In order to understand a poem, a reader must recognize its tone. Tone is the attitude a writer takes toward a subject and reflects the feelings of the writer. The tone or message that the author is trying to convey of “A Poison Tree” is humans often let anger take over their lives and effect their actions. In stanza one, lines 1-4. The poem states, “I was angry with my friend, I told my wrath, my wrath did end. I was angry with my foe: I told my wrath, my wrath did grow.” These words are signifying the fact that anger can get worse if left alone, and how it is better to talk about your issues and conflicts with the people that are causing them then to let the problems become progressively shoddier. The rhyme scheme of this poem contributes to the theme because it makes the poem lighter than it really is. It offers a different side of the theme that could come across as sarcastic or joking. The tone of “A Poison Tree” demonstrates a very real problem that thousands encounter upon daily: the decision to let anger worsen or too squelch it before it becomes a threat.

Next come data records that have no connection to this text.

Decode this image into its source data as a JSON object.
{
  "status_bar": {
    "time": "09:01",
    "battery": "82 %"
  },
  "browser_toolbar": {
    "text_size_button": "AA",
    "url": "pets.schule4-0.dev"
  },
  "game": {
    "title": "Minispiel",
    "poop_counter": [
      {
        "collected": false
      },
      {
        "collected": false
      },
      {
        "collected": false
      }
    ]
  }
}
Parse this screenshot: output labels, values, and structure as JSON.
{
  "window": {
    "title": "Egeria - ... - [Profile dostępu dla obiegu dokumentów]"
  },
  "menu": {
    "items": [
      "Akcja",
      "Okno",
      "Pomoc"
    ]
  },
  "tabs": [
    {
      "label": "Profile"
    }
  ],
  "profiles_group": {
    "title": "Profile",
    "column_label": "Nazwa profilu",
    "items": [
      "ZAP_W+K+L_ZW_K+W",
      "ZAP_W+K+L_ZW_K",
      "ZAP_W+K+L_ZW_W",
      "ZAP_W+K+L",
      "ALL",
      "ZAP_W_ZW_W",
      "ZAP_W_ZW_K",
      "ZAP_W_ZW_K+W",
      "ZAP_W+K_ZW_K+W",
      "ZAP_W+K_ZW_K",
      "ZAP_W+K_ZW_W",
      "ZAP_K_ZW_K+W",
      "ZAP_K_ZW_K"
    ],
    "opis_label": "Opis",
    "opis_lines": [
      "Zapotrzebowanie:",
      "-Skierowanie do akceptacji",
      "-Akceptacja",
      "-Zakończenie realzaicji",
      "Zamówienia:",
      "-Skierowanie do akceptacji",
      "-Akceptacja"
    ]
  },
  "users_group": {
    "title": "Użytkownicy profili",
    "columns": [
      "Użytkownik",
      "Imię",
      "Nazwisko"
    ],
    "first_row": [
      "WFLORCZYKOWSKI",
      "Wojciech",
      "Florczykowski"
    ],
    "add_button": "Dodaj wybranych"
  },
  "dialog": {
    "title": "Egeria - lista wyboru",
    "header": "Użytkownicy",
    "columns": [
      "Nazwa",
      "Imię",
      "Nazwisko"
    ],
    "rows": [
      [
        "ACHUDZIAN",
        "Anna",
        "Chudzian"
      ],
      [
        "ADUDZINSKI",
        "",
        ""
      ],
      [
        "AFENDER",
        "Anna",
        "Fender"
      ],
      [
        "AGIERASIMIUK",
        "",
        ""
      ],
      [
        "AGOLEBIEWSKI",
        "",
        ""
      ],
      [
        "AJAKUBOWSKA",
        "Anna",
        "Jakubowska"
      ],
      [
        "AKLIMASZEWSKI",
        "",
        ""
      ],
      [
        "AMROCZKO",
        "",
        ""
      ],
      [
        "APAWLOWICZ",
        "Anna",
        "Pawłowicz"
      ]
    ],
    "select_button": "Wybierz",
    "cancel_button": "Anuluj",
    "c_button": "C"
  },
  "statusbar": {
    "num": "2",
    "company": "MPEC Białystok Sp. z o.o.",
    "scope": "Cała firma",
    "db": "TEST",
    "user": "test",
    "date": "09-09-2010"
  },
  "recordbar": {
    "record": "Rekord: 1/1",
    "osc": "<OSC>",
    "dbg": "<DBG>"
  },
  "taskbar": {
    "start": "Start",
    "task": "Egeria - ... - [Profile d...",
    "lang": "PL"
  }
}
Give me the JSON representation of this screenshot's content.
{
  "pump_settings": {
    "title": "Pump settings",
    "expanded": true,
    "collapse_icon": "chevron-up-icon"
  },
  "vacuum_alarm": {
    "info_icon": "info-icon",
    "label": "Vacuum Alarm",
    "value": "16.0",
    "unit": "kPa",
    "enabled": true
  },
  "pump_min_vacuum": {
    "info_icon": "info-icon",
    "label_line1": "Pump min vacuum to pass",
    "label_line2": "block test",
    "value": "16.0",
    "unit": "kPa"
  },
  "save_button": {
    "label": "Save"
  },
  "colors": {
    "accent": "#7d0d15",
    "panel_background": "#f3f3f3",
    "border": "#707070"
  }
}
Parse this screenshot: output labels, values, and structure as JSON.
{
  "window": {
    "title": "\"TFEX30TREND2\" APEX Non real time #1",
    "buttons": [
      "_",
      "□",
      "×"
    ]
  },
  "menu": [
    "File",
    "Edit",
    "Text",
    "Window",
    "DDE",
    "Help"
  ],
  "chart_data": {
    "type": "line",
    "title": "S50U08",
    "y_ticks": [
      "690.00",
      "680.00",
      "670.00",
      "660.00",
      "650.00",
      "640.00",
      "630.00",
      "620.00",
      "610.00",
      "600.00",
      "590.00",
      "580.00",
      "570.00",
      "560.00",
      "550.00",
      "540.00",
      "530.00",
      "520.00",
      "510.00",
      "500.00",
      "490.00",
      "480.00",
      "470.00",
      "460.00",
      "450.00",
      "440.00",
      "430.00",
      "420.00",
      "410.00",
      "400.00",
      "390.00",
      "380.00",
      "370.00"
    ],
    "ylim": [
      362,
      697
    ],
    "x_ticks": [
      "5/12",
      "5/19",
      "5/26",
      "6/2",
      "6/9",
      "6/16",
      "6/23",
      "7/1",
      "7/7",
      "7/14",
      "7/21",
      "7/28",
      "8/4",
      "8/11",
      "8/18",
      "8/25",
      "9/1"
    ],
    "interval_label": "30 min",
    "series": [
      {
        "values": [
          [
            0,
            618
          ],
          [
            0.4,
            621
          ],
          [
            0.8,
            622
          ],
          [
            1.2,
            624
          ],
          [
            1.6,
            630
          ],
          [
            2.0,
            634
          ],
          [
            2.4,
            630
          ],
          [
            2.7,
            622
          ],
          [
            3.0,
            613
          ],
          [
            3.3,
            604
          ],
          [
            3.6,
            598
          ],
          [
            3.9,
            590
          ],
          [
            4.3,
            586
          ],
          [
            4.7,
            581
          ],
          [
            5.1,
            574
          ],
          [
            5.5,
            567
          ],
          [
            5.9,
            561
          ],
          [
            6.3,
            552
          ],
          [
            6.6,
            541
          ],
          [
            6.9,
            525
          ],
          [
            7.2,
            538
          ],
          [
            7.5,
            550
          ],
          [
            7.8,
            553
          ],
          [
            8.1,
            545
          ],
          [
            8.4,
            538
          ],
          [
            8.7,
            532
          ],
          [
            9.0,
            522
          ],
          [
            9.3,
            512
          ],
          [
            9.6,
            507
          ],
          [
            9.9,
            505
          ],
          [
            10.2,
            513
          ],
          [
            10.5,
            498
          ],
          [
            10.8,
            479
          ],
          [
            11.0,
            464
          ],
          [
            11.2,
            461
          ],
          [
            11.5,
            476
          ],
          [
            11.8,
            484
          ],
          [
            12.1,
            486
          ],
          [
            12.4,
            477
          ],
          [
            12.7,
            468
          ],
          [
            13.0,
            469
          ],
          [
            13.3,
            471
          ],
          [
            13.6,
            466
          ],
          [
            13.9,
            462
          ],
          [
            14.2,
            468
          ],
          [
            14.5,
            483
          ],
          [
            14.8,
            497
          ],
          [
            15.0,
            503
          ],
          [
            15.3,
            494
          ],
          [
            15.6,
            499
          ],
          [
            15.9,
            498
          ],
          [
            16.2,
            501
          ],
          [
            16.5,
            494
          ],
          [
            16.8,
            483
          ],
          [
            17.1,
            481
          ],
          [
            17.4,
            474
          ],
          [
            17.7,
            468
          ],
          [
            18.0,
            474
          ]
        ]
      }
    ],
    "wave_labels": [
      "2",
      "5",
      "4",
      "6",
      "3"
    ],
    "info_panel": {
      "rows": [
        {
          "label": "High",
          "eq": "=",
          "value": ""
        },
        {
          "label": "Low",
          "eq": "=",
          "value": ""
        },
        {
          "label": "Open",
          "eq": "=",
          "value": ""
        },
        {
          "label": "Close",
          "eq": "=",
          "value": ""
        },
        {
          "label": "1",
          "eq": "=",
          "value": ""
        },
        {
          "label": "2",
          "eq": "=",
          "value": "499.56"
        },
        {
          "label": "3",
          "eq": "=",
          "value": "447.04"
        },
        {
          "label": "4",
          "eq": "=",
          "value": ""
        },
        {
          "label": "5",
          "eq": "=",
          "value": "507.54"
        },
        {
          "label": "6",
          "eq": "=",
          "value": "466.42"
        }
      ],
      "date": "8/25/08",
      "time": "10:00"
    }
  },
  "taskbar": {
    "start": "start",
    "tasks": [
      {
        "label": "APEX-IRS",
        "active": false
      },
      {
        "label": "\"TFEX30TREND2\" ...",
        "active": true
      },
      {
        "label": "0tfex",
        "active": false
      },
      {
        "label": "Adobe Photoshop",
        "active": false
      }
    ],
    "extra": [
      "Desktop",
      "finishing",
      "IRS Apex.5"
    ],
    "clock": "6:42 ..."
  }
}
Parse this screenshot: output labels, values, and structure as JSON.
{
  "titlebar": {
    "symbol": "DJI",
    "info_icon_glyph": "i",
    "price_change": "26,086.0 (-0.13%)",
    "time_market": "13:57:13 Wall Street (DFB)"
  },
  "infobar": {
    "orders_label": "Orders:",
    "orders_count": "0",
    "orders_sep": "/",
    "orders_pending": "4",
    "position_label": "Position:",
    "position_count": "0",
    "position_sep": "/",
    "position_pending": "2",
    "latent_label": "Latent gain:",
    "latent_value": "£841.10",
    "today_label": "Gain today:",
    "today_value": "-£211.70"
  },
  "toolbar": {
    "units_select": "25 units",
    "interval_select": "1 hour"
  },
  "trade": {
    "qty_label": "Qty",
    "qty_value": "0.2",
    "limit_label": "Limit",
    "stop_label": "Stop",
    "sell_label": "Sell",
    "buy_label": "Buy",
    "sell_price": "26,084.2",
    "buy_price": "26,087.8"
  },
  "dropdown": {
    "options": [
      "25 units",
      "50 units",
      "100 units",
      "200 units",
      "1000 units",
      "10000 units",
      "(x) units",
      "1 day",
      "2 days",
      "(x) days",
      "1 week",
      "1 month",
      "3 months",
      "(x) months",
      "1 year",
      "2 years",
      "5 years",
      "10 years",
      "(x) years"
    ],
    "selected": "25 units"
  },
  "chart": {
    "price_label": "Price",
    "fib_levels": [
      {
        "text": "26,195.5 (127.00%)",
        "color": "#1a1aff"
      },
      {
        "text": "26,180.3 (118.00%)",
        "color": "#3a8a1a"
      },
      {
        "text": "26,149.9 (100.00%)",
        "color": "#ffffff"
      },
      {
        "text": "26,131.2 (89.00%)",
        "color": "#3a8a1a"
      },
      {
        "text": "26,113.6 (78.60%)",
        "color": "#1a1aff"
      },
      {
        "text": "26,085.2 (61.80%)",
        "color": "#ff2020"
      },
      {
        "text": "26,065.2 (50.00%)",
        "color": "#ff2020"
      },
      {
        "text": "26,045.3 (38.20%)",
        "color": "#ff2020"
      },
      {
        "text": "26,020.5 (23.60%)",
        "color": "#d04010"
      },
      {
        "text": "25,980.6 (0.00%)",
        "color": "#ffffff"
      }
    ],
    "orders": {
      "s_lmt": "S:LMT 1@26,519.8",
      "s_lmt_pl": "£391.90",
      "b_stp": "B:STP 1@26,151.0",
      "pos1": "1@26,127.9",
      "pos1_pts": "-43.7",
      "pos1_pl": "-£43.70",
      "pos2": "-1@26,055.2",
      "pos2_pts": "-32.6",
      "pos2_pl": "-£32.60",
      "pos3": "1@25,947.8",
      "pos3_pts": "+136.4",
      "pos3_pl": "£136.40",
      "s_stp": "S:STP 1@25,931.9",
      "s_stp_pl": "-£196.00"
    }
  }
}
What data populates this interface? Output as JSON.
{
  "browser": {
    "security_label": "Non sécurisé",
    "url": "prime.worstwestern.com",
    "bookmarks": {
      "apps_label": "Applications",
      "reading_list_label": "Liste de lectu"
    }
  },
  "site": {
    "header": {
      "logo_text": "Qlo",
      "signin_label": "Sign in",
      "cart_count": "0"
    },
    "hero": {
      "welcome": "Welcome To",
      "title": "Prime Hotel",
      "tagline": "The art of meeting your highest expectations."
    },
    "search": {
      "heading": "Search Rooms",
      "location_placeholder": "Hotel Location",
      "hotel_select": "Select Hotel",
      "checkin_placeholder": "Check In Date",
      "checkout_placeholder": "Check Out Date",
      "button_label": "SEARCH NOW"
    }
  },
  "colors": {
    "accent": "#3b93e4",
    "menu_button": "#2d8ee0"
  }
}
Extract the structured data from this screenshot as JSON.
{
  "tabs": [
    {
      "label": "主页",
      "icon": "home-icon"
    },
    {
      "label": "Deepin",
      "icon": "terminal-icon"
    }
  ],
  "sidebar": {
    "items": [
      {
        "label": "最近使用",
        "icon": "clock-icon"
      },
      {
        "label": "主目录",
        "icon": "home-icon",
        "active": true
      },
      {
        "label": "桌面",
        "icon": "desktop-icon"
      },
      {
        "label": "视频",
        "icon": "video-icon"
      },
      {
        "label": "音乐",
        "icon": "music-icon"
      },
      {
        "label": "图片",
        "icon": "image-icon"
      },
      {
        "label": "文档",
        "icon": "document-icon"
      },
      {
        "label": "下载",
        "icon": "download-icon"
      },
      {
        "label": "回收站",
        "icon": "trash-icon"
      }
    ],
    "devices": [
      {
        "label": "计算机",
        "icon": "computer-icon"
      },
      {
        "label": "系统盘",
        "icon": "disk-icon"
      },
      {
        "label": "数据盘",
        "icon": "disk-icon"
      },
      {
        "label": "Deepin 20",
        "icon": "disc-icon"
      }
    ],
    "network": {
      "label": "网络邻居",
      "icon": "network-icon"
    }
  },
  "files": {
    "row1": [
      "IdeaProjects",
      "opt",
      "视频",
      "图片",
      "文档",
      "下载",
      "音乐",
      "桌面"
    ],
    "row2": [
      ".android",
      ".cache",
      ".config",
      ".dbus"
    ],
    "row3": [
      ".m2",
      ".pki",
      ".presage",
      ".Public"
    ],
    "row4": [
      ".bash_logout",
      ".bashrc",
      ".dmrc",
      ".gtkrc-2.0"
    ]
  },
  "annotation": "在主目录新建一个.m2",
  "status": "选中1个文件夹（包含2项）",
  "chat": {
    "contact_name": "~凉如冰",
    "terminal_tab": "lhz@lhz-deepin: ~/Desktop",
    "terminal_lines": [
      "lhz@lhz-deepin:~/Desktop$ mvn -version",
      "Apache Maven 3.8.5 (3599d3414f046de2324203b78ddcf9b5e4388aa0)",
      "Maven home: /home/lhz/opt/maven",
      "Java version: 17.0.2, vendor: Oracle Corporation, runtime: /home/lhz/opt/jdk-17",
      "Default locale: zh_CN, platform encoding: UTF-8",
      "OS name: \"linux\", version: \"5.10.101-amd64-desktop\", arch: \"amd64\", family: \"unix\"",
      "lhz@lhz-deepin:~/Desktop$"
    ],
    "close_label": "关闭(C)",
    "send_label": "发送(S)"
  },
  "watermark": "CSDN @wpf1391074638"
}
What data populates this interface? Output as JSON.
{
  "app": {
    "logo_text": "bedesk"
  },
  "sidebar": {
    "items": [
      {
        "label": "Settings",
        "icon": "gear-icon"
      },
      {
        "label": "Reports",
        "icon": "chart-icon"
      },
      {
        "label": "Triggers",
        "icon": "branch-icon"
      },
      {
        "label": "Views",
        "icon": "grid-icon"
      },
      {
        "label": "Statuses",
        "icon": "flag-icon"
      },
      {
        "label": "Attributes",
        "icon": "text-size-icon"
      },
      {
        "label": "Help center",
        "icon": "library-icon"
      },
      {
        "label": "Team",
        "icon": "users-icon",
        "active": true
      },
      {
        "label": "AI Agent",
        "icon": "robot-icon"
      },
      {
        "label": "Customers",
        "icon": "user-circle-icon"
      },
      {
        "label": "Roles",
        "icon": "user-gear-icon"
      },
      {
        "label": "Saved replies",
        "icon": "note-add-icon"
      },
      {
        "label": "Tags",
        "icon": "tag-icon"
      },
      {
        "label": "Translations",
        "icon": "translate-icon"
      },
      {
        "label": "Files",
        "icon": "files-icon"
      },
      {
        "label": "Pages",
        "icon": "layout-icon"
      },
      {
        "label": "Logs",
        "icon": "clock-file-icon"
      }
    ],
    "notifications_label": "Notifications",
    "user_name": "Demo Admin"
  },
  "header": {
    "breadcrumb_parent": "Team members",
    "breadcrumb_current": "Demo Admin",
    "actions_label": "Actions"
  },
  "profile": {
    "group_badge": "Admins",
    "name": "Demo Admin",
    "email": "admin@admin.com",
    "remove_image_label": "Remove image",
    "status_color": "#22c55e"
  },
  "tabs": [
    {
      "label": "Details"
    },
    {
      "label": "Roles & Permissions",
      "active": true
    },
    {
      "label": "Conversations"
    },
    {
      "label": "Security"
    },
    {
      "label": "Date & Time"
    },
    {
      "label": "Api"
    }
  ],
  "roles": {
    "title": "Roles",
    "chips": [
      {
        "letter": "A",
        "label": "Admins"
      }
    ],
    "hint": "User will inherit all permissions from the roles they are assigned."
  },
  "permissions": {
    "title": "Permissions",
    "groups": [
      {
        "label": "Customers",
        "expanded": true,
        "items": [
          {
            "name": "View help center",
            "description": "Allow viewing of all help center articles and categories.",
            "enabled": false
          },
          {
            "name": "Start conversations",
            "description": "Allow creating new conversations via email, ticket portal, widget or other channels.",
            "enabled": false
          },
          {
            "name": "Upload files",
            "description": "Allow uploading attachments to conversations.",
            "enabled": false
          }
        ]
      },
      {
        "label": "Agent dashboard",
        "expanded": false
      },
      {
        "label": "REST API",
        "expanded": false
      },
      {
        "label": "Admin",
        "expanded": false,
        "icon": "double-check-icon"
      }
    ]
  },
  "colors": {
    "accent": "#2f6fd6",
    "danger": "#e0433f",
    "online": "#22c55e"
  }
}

Finally, a text’s title may provide an important key to understanding the theme or message of the poem. Blake’s poem title is helpful to consider because by looking at “A Poison Tree” you can infer that the poem is going to be negative and possibly have some malignant qualities.